Back in the day, I vaguely remember the night before a test (or the thirty minutes prior somewhere near the classroom), eyes furiously scanning over a single note card or a well-handled stack of papers, trying to cram every detail I could into my mind just to regurgitate it on the test and never have… Continue reading Why I Don’t Give Study Guides (and What I Do Instead)
My third semester at university is coming to an end and the projects and presentations along with it. In my academic English class which happened to be flipped (learning at home and work in class), production skills were focused on in class. As such, I gave a group presentation + essay as their semester project.… Continue reading What I Have Learned From Assigning Group Work
This past week as I went about teaching I thought about faces. We as educators rely on our students' faces to know whether or not they understood a topic, if they are following the class, or if they are even interested in what we are teaching them. I value my students' expressive faces because it… Continue reading What’s Wrong With Your Face
I wanted to reflect on my process of creating a course by breaking down the steps involved. These posts probably hold nothing for more experienced teachers, but maybe newer teachers will benefit from them. The first thing I have started to do was design the syllabus. There are plenty of resources out there but I… Continue reading Designing a Course | The Syllabus
As the second semester of my first year draws to a close, I am both relieved and nervous. This year has been full of a lot of stress, mistakes, hard work, and disappointments, but also opportunities and experiences. My second year is also looking like it will hold a few new things for me. Over a… Continue reading Designing a Course for a Korean University
About a year ago I was ready to learn how to knit. I bought my needles and scored a bunch of yarn for cheap from someone who was relocating. I had what I needed. I sat down with a couple of needles in my hand, Youtube tutorials in front of me, and thought, "Let's start… Continue reading What Learning to Knit Taught Me About Teaching
Many EFL teachers start out on a different path, not expecting to becomes teacher. They come ill prepared to teach English to students in a school setting, often left to fend from themselves. Administrators, however, have amazing power to turn the caliber of each teacher around.
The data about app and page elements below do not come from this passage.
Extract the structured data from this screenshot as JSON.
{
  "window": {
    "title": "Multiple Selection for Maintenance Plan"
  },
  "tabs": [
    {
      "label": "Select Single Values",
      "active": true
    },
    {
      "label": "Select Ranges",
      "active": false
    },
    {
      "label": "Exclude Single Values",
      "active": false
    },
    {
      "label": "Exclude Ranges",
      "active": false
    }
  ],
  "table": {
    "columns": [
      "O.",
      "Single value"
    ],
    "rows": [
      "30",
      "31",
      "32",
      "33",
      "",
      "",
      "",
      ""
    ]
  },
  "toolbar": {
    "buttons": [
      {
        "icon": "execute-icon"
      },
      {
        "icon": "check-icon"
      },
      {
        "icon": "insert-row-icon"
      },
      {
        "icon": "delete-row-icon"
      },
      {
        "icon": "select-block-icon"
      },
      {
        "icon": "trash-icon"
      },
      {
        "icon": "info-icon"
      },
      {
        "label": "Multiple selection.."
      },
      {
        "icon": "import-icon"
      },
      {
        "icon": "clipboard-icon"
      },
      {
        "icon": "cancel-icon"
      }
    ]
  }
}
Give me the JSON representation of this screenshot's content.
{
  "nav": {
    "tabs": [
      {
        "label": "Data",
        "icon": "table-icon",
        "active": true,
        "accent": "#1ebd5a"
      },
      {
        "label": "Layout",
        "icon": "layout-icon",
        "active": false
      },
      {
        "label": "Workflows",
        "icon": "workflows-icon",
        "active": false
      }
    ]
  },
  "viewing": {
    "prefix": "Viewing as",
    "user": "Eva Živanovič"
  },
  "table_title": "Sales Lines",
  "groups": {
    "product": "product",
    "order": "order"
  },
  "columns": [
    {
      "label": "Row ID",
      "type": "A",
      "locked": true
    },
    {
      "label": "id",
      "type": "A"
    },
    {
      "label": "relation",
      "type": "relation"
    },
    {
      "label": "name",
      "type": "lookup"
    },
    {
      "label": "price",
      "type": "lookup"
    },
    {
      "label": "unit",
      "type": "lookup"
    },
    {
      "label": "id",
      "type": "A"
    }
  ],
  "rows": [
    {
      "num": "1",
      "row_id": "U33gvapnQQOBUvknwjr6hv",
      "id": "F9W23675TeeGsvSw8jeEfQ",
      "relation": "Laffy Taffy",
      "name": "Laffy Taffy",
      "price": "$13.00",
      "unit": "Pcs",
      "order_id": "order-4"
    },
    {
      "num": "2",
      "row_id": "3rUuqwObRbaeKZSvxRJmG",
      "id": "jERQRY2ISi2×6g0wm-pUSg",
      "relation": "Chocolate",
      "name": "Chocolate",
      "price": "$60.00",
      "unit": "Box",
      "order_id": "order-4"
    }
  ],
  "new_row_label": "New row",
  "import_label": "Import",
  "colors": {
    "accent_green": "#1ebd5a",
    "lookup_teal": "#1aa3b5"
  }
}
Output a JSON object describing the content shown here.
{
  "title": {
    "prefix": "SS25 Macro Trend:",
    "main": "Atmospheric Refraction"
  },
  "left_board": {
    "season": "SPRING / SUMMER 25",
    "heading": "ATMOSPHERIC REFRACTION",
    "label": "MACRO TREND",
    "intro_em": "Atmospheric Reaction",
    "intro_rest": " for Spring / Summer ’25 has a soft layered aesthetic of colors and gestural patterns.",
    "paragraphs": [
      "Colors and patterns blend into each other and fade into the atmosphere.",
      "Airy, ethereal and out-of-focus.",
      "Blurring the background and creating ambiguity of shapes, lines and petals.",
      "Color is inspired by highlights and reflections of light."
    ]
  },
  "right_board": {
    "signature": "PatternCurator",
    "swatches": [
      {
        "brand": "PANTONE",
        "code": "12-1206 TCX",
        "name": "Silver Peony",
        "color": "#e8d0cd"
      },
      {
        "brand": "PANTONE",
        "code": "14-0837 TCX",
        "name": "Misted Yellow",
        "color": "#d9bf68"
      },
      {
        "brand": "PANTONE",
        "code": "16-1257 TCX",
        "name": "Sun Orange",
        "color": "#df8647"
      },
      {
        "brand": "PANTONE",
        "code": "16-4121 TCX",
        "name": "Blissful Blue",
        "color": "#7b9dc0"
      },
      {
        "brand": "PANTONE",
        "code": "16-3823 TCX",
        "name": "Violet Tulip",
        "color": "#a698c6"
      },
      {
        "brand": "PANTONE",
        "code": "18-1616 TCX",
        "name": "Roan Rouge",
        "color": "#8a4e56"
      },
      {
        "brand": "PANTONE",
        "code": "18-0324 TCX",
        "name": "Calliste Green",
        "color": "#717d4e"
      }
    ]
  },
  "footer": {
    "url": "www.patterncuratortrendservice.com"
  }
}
Pernille Rip really expresses it perfectly. I hope to… Continue reading Dear Administrators – After the Observation
Halfway through my second semester teaching at a Korean university and it is safe to say that I have learned a lot in such a short time. I am nowhere near the same teacher I was at the beginning of February of this year. Feeling pensive this morning, I wanted to share some of the… Continue reading Five Lessons From My First Year Teaching at University
I walk into the classroom, bag over my shoulder with my papers, book, and pen. A genuine smile adorns my face. I love doing what I do. After summoning the energy like a Japanese animation character powering up his energy attack (yes, I'm that kind of girl), I am ready to greet my students. "Hello!"… Continue reading How Much of the Class is My Fault?
I have been listening to this podcast called Masters of TESOL since it was introduced to me last week. It has great quality, thought-provoking guest interviews on real topics that would interest any EFL teacher or linguist. In episode six, Stephen van Vlack speaks on teaching language through brain-based approaches that take into consideration how the human brain learns… Continue reading Less Talk, More Action.